* [RECORDS SHOWN]:
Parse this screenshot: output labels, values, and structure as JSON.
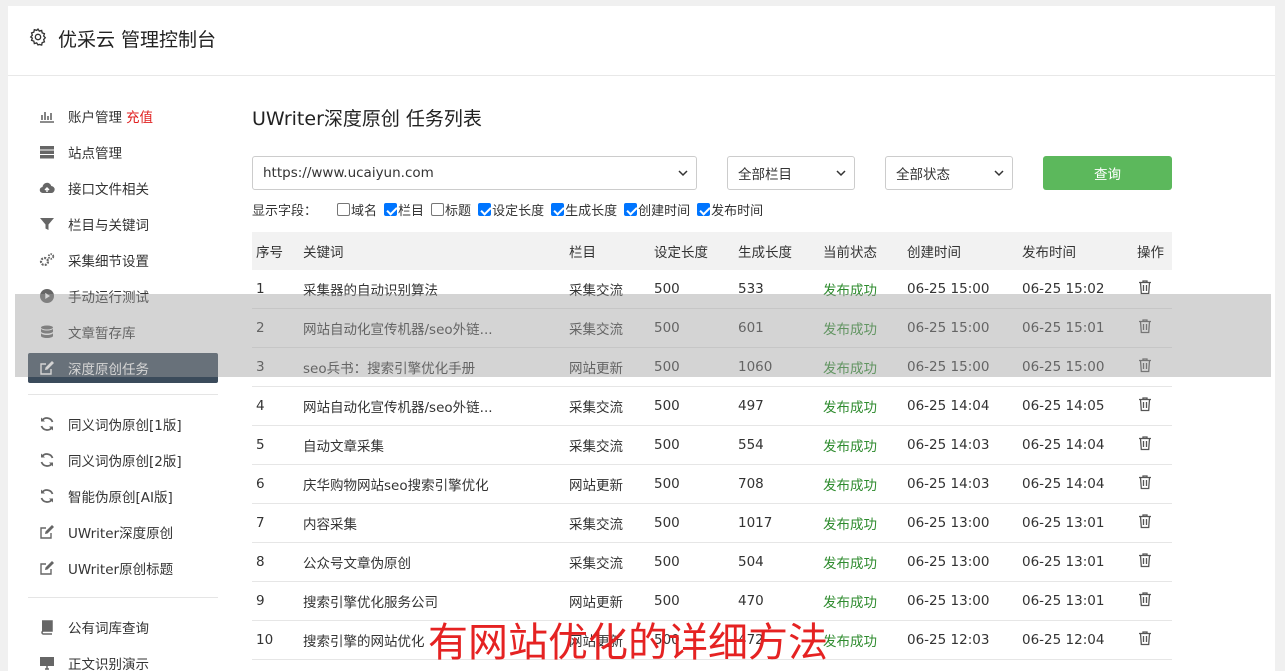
{
  "header": {
    "title": "优采云 管理控制台"
  },
  "sidebar": {
    "groups": [
      [
        {
          "label": "账户管理",
          "badge": "充值",
          "icon": "bar-chart-icon"
        },
        {
          "label": "站点管理",
          "icon": "server-icon"
        },
        {
          "label": "接口文件相关",
          "icon": "cloud-upload-icon"
        },
        {
          "label": "栏目与关键词",
          "icon": "filter-icon"
        },
        {
          "label": "采集细节设置",
          "icon": "gears-icon"
        },
        {
          "label": "手动运行测试",
          "icon": "play-circle-icon"
        },
        {
          "label": "文章暂存库",
          "icon": "database-icon"
        },
        {
          "label": "深度原创任务",
          "icon": "edit-icon",
          "active": true
        }
      ],
      [
        {
          "label": "同义词伪原创[1版]",
          "icon": "refresh-icon"
        },
        {
          "label": "同义词伪原创[2版]",
          "icon": "refresh-icon"
        },
        {
          "label": "智能伪原创[AI版]",
          "icon": "refresh-icon"
        },
        {
          "label": "UWriter深度原创",
          "icon": "edit-icon"
        },
        {
          "label": "UWriter原创标题",
          "icon": "edit-icon"
        }
      ],
      [
        {
          "label": "公有词库查询",
          "icon": "book-icon"
        },
        {
          "label": "正文识别演示",
          "icon": "monitor-icon"
        }
      ]
    ]
  },
  "main": {
    "title": "UWriter深度原创 任务列表",
    "site_select": "https://www.ucaiyun.com",
    "column_select": "全部栏目",
    "status_select": "全部状态",
    "query_button": "查询",
    "fields_label": "显示字段：",
    "fields": [
      {
        "label": "域名",
        "checked": false
      },
      {
        "label": "栏目",
        "checked": true
      },
      {
        "label": "标题",
        "checked": false
      },
      {
        "label": "设定长度",
        "checked": true
      },
      {
        "label": "生成长度",
        "checked": true
      },
      {
        "label": "创建时间",
        "checked": true
      },
      {
        "label": "发布时间",
        "checked": true
      }
    ],
    "table": {
      "headers": [
        "序号",
        "关键词",
        "栏目",
        "设定长度",
        "生成长度",
        "当前状态",
        "创建时间",
        "发布时间",
        "操作"
      ],
      "rows": [
        [
          "1",
          "采集器的自动识别算法",
          "采集交流",
          "500",
          "533",
          "发布成功",
          "06-25 15:00",
          "06-25 15:02"
        ],
        [
          "2",
          "网站自动化宣传机器/seo外链...",
          "采集交流",
          "500",
          "601",
          "发布成功",
          "06-25 15:00",
          "06-25 15:01"
        ],
        [
          "3",
          "seo兵书：搜索引擎优化手册",
          "网站更新",
          "500",
          "1060",
          "发布成功",
          "06-25 15:00",
          "06-25 15:00"
        ],
        [
          "4",
          "网站自动化宣传机器/seo外链...",
          "采集交流",
          "500",
          "497",
          "发布成功",
          "06-25 14:04",
          "06-25 14:05"
        ],
        [
          "5",
          "自动文章采集",
          "采集交流",
          "500",
          "554",
          "发布成功",
          "06-25 14:03",
          "06-25 14:04"
        ],
        [
          "6",
          "庆华购物网站seo搜索引擎优化",
          "网站更新",
          "500",
          "708",
          "发布成功",
          "06-25 14:03",
          "06-25 14:04"
        ],
        [
          "7",
          "内容采集",
          "采集交流",
          "500",
          "1017",
          "发布成功",
          "06-25 13:00",
          "06-25 13:01"
        ],
        [
          "8",
          "公众号文章伪原创",
          "采集交流",
          "500",
          "504",
          "发布成功",
          "06-25 13:00",
          "06-25 13:01"
        ],
        [
          "9",
          "搜索引擎优化服务公司",
          "网站更新",
          "500",
          "470",
          "发布成功",
          "06-25 13:00",
          "06-25 13:01"
        ],
        [
          "10",
          "搜索引擎的网站优化",
          "网站更新",
          "500",
          "472",
          "发布成功",
          "06-25 12:03",
          "06-25 12:04"
        ]
      ]
    }
  },
  "watermark": "有网站优化的详细方法",
  "colors": {
    "accent_green": "#5cb85c",
    "active_nav": "#3b4b5b",
    "status_success": "#2e8b2e",
    "recharge_red": "#e02020",
    "watermark_red": "#e52222"
  }
}
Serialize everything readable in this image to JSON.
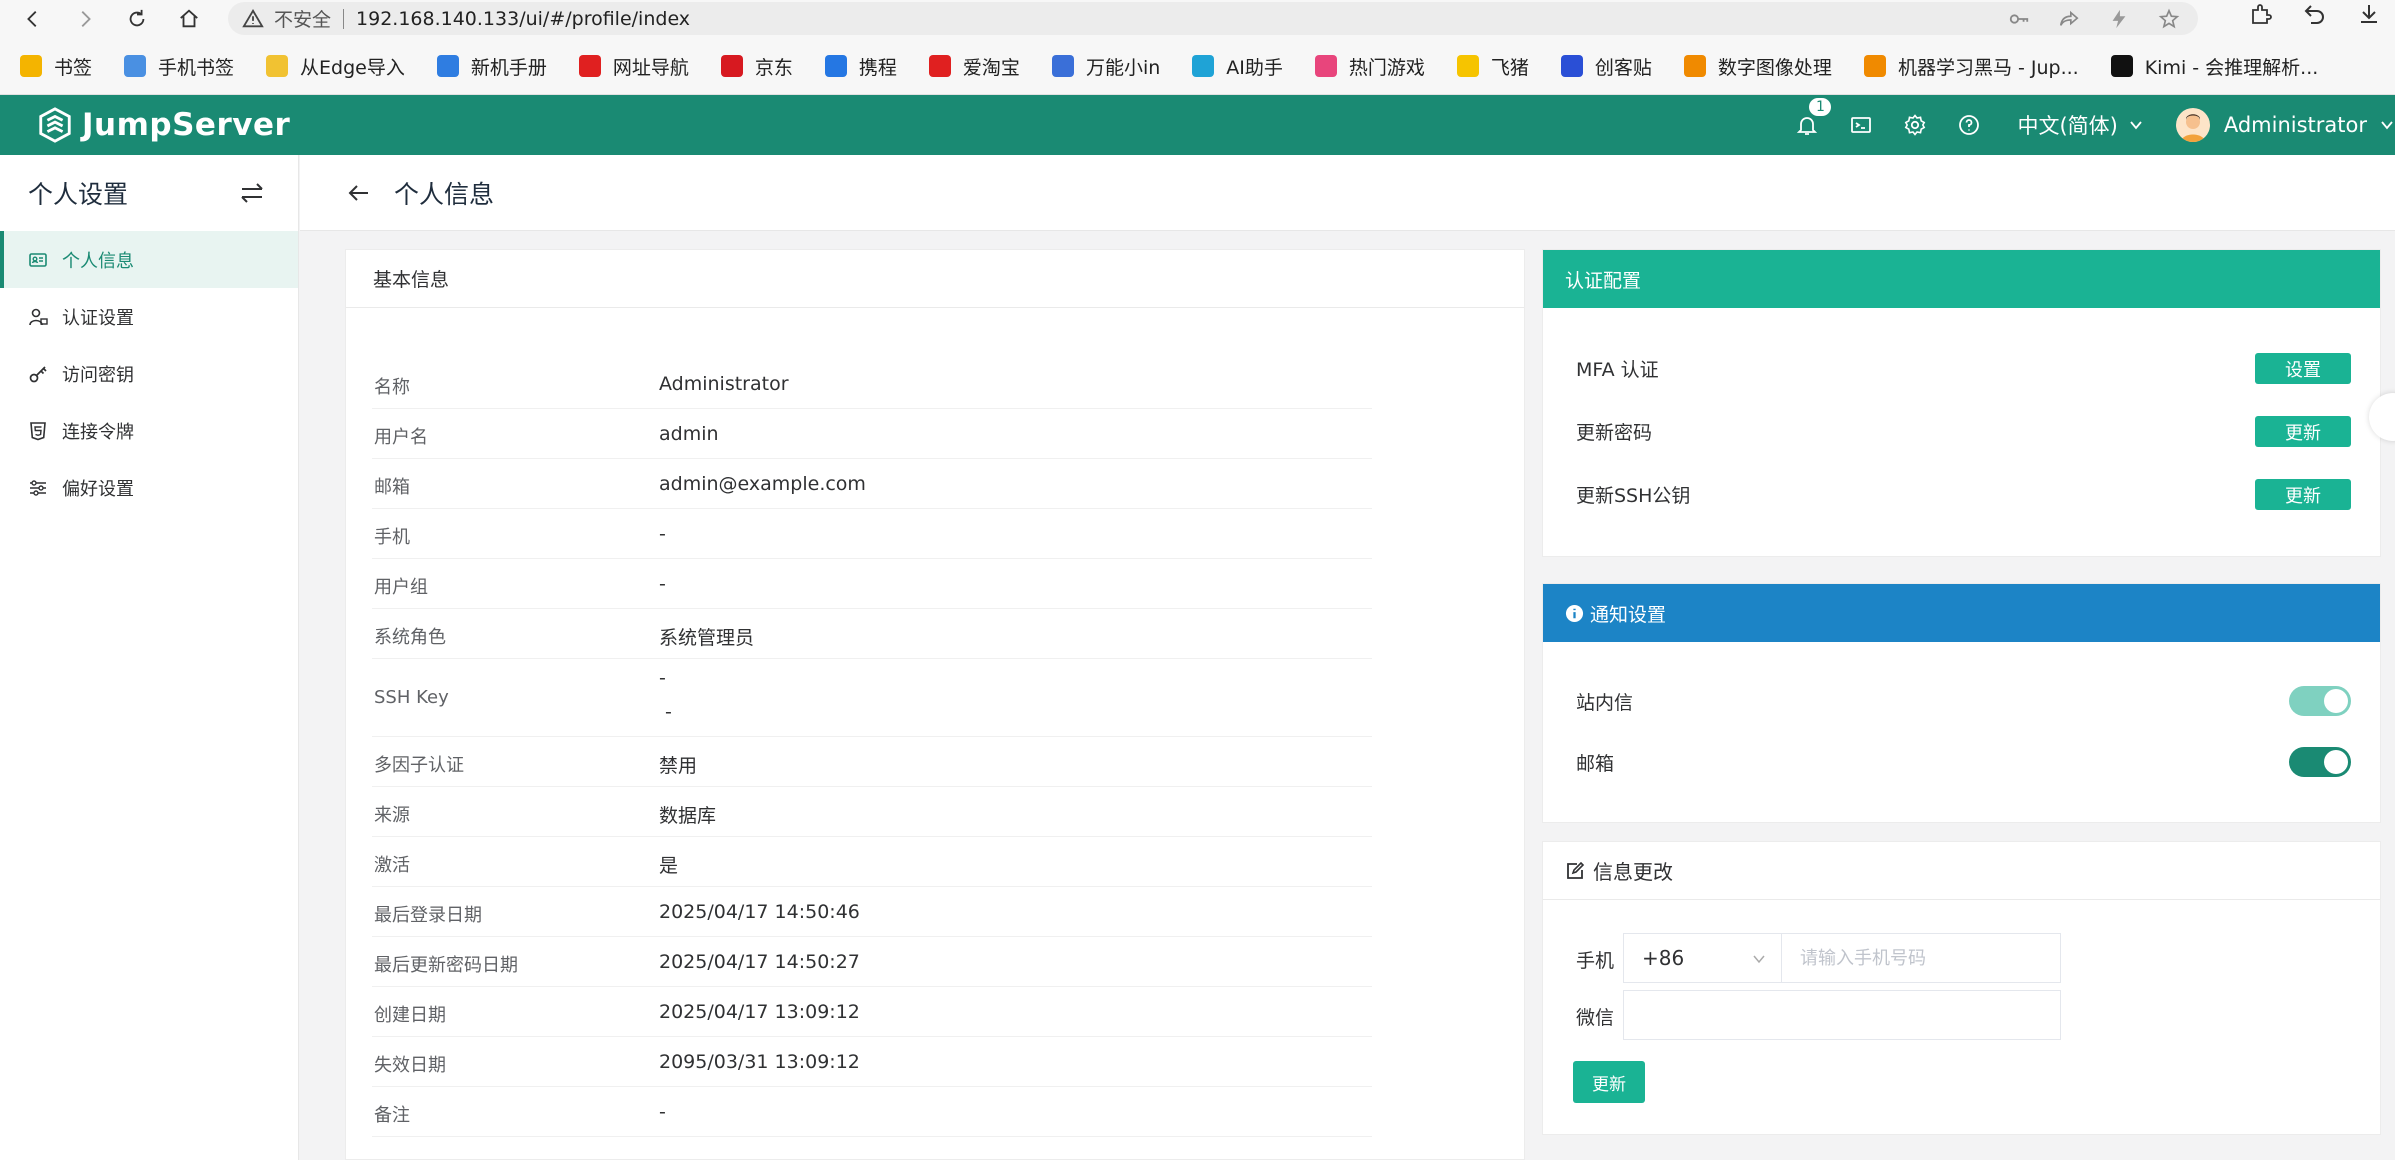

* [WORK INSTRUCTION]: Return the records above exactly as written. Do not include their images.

* [SOLUTION TO THIS TASK]:
Parse this screenshot: output labels, values, and structure as JSON.
{
  "header": {
    "title": "优采云 管理控制台"
  },
  "sidebar": {
    "groups": [
      [
        {
          "label": "账户管理",
          "badge": "充值",
          "icon": "bar-chart-icon"
        },
        {
          "label": "站点管理",
          "icon": "server-icon"
        },
        {
          "label": "接口文件相关",
          "icon": "cloud-upload-icon"
        },
        {
          "label": "栏目与关键词",
          "icon": "filter-icon"
        },
        {
          "label": "采集细节设置",
          "icon": "gears-icon"
        },
        {
          "label": "手动运行测试",
          "icon": "play-circle-icon"
        },
        {
          "label": "文章暂存库",
          "icon": "database-icon"
        },
        {
          "label": "深度原创任务",
          "icon": "edit-icon",
          "active": true
        }
      ],
      [
        {
          "label": "同义词伪原创[1版]",
          "icon": "refresh-icon"
        },
        {
          "label": "同义词伪原创[2版]",
          "icon": "refresh-icon"
        },
        {
          "label": "智能伪原创[AI版]",
          "icon": "refresh-icon"
        },
        {
          "label": "UWriter深度原创",
          "icon": "edit-icon"
        },
        {
          "label": "UWriter原创标题",
          "icon": "edit-icon"
        }
      ],
      [
        {
          "label": "公有词库查询",
          "icon": "book-icon"
        },
        {
          "label": "正文识别演示",
          "icon": "monitor-icon"
        }
      ]
    ]
  },
  "main": {
    "title": "UWriter深度原创 任务列表",
    "site_select": "https://www.ucaiyun.com",
    "column_select": "全部栏目",
    "status_select": "全部状态",
    "query_button": "查询",
    "fields_label": "显示字段：",
    "fields": [
      {
        "label": "域名",
        "checked": false
      },
      {
        "label": "栏目",
        "checked": true
      },
      {
        "label": "标题",
        "checked": false
      },
      {
        "label": "设定长度",
        "checked": true
      },
      {
        "label": "生成长度",
        "checked": true
      },
      {
        "label": "创建时间",
        "checked": true
      },
      {
        "label": "发布时间",
        "checked": true
      }
    ],
    "table": {
      "headers": [
        "序号",
        "关键词",
        "栏目",
        "设定长度",
        "生成长度",
        "当前状态",
        "创建时间",
        "发布时间",
        "操作"
      ],
      "rows": [
        [
          "1",
          "采集器的自动识别算法",
          "采集交流",
          "500",
          "533",
          "发布成功",
          "06-25 15:00",
          "06-25 15:02"
        ],
        [
          "2",
          "网站自动化宣传机器/seo外链...",
          "采集交流",
          "500",
          "601",
          "发布成功",
          "06-25 15:00",
          "06-25 15:01"
        ],
        [
          "3",
          "seo兵书：搜索引擎优化手册",
          "网站更新",
          "500",
          "1060",
          "发布成功",
          "06-25 15:00",
          "06-25 15:00"
        ],
        [
          "4",
          "网站自动化宣传机器/seo外链...",
          "采集交流",
          "500",
          "497",
          "发布成功",
          "06-25 14:04",
          "06-25 14:05"
        ],
        [
          "5",
          "自动文章采集",
          "采集交流",
          "500",
          "554",
          "发布成功",
          "06-25 14:03",
          "06-25 14:04"
        ],
        [
          "6",
          "庆华购物网站seo搜索引擎优化",
          "网站更新",
          "500",
          "708",
          "发布成功",
          "06-25 14:03",
          "06-25 14:04"
        ],
        [
          "7",
          "内容采集",
          "采集交流",
          "500",
          "1017",
          "发布成功",
          "06-25 13:00",
          "06-25 13:01"
        ],
        [
          "8",
          "公众号文章伪原创",
          "采集交流",
          "500",
          "504",
          "发布成功",
          "06-25 13:00",
          "06-25 13:01"
        ],
        [
          "9",
          "搜索引擎优化服务公司",
          "网站更新",
          "500",
          "470",
          "发布成功",
          "06-25 13:00",
          "06-25 13:01"
        ],
        [
          "10",
          "搜索引擎的网站优化",
          "网站更新",
          "500",
          "472",
          "发布成功",
          "06-25 12:03",
          "06-25 12:04"
        ]
      ]
    }
  },
  "watermark": "有网站优化的详细方法",
  "colors": {
    "accent_green": "#5cb85c",
    "active_nav": "#3b4b5b",
    "status_success": "#2e8b2e",
    "recharge_red": "#e02020",
    "watermark_red": "#e52222"
  }
}
Serialize everything readable in this image to JSON.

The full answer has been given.